Almost every application writes log files. Where organizations differ (vastly) is in how and to which extent these logs are used. Aside from the ultimate no-go of not checking them at all, this takes discipline and effort, especially for timely reactions. This post shows how to automate the tedious task of checking log files (especially those from Java backends), how to consolidate them into existing infrastructures (like the Windows Event Log) and how to effortlessly generate alerts for serious incidents.
Writing a post on any CSS selector or property (or even any new one coming up) would produce a long (and boring) blog. But :focus-within is different – and it’s something I have been waiting for forever. To me, it’s more than another pseudo-class, it’s a game-changer in many ways. And it’s in the stable versions of both Chrome and Firefox (and others). See the MDN page on :focus-within for a full (and esp. up2date) info on browser support.
What :focus-within does is quite simple, actually: it allows styling the parent(s) of the element that has the focus. Opposed to :focus (which references the element having the focus itself), it can be the direct parent, or the parent’s parent or the parent of the parent’s parent or… (you get it).
Vaadinator generates a vaadin-based User Interface (both mobile and Desktop), backend and testing facilties from an annotated Domain class. It borrows much from the Domain Driven Design idea. Our intention is to get people productive with vaadin and excited about vaadin – even those who never worked with it before. Vaadinator is free and open source (Apache 2.0-licensed).

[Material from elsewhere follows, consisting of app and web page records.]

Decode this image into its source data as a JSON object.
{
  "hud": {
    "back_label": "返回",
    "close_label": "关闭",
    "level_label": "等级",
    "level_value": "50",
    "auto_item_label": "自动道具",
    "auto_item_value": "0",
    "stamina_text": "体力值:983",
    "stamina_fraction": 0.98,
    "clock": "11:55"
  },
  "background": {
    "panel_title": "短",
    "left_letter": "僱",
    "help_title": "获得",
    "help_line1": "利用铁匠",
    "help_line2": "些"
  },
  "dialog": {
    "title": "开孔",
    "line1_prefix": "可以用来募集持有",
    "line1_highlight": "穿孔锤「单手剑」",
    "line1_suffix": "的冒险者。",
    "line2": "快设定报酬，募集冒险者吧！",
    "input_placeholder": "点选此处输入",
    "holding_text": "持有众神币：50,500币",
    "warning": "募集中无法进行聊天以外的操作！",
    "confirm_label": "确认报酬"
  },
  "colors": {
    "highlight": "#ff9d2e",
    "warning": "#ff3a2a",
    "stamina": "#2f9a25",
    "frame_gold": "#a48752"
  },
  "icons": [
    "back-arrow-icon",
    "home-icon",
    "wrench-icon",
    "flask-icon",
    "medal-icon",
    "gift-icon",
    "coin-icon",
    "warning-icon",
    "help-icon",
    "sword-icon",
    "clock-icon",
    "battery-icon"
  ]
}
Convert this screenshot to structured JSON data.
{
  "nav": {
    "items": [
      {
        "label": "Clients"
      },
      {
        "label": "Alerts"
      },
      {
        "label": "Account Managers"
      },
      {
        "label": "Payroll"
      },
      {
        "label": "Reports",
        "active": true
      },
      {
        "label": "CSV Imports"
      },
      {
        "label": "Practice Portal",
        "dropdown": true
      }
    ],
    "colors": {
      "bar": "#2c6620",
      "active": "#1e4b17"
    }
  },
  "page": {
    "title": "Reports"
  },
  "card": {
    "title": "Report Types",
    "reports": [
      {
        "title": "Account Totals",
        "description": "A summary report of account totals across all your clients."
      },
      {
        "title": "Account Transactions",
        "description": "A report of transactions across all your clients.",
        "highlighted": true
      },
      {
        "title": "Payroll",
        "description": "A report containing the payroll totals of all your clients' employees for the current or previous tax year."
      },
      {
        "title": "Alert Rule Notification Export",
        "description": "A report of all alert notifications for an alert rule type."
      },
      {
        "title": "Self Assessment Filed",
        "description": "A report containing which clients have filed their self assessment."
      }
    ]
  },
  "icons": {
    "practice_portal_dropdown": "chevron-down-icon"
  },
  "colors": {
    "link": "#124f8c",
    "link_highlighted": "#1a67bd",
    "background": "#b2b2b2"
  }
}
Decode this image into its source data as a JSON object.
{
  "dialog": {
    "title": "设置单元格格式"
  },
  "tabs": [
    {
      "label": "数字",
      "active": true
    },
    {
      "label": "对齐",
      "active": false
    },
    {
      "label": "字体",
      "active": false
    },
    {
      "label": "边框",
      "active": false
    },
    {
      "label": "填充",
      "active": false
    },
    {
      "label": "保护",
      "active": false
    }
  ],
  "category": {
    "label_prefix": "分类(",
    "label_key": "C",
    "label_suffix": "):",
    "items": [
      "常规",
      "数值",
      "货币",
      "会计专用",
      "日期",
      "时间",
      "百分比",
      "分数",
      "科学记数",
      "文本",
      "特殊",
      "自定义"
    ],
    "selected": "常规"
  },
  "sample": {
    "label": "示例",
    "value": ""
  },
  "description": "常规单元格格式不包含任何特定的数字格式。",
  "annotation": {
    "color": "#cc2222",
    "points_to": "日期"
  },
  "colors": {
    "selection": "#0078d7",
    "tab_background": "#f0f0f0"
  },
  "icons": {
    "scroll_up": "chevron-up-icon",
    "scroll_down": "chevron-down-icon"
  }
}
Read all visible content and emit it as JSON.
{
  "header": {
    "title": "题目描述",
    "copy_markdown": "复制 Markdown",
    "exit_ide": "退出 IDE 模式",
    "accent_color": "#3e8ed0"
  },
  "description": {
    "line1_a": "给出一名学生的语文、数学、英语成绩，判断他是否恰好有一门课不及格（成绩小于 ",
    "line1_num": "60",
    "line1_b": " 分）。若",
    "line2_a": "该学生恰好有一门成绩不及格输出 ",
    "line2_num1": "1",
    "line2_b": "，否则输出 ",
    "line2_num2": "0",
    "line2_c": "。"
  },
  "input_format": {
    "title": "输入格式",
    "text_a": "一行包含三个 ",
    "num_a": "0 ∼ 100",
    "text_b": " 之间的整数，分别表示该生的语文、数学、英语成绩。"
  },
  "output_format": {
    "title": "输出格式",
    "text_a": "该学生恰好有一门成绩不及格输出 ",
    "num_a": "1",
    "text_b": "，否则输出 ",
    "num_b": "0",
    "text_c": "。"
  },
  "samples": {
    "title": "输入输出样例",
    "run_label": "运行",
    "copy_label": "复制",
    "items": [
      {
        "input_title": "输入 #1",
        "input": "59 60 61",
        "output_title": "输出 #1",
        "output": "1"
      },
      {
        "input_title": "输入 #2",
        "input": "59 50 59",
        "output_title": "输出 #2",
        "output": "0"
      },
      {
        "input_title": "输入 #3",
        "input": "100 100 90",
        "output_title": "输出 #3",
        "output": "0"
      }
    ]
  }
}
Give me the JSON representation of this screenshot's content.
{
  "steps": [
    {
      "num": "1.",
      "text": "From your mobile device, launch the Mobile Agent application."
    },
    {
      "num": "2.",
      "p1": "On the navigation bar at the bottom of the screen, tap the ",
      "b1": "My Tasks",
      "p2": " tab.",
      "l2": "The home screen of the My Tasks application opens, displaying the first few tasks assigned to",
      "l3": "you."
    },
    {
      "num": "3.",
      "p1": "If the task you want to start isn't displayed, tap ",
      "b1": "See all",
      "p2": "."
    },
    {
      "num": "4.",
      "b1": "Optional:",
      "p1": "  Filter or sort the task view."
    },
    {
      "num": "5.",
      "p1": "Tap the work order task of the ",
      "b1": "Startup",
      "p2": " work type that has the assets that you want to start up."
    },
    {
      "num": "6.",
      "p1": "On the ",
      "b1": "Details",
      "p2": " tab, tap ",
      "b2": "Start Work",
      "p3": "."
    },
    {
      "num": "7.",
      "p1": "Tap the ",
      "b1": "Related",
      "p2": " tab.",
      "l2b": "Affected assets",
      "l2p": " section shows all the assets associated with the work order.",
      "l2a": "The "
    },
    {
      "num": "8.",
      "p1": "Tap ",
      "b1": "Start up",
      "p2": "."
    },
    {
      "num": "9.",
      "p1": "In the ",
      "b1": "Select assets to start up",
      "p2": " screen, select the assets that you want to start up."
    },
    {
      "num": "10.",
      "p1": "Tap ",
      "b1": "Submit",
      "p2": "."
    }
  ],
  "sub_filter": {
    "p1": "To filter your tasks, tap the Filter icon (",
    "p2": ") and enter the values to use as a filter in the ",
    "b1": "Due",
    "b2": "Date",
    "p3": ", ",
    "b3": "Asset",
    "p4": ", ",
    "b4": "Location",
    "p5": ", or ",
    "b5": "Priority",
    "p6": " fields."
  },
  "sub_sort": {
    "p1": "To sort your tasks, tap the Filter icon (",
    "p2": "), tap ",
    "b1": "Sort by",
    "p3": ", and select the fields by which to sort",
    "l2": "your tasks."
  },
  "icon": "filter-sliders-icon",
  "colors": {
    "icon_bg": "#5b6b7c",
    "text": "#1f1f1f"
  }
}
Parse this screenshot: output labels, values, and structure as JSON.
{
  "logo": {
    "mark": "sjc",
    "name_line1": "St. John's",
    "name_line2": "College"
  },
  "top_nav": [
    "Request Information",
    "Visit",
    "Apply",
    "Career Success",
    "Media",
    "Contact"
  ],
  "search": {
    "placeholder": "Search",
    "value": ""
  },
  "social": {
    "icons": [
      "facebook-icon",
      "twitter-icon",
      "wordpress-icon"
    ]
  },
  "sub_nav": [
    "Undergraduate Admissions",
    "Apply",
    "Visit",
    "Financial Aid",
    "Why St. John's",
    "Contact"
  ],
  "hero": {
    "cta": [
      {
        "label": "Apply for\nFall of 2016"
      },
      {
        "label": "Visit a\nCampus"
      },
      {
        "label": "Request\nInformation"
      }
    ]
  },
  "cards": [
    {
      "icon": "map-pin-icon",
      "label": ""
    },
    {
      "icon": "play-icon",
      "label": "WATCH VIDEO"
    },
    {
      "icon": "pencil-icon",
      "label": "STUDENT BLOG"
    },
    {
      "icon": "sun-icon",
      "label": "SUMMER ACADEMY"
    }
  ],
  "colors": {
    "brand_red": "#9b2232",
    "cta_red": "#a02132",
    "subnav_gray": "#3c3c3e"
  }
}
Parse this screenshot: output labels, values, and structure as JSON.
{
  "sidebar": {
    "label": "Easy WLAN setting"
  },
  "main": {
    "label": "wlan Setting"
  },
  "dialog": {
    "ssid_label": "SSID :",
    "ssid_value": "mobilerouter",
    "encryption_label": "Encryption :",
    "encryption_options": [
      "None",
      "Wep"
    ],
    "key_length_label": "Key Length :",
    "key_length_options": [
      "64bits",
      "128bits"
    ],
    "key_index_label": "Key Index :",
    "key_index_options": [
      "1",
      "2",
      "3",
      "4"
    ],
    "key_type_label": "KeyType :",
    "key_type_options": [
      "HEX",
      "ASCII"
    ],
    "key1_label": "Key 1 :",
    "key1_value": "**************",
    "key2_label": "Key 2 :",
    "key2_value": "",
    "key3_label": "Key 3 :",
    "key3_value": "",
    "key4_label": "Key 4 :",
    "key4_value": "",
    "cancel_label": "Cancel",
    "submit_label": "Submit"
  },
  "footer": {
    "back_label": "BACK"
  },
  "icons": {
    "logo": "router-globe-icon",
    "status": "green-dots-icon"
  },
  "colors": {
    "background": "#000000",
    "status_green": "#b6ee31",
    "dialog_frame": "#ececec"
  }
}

Given the browsers running on smartphones (and increasingly also those running on the desktop), all the “new” input types coming with HTML5 become increasingly important. For instance:
<input type=“time“ …
makes iPhone, Android et al present an optimized way of selecting a time / duration: